Stephanie Porta, one of activists that worked to pass an earned sick pay initiative in Orange County, says that's because the two county commissions are very different.
"I would say that they are two completely different stories and two different strategies," Porta says.
She says the fact that Miami-Dade Commissioner Barbara Jordan has even sponsored an ordinance that requires all employers to offer earned sick time, sets Miami's situation apart.
Porta says that in Orlando it would have been a tough task to get a someone like Jordan to sponsor an ordinance in the first place.
She also says that Miami-Dade commissioners, unlike Orange County, have a history of passing worker-friendly ordinances. For example, a few years ago, the Miami Dade commission passed a wage theft ordinance that prohibits employers from stealing wages from their employees.
"I think in both places this is needed just as much-- and I think that the difference is that we have one commission that has a role, in Miami, and is being assigned the idea of passing an ordinance through the county commission," Porta says. "In Orange County is was totally separate."

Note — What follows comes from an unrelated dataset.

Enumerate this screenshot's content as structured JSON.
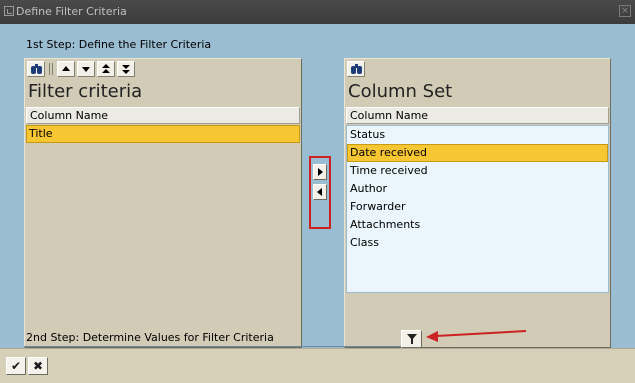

In Orange County, the local Chamber of Commerce, as well as big business like Disney and Darden Restaurants fought a ballot measure with the county commissioners there that would require earned sick pay because they said it would hurt the economy.
Activists in Orlando this year gathered signatures for a ballot measure that would bring earned sick pay to Orange County, but even though they were able to gather the necessary 52,000 signatures, their efforts were thwarted by a political maneuver levied by Orange County Commissioners that stopped the proposal from getting on the ballot this year.
"Orange County does not have a history of passing anything progressive or pro-family," Porta says.
Groups in Miami fighting for earned sick pay in Miami say they are confident they can get an ordinance passed because the wage theft fight was successful the last time around.
Jordan is asking commissioners to place this proposed ordinance on the commission's agenda for preliminary approval on Nov. 20.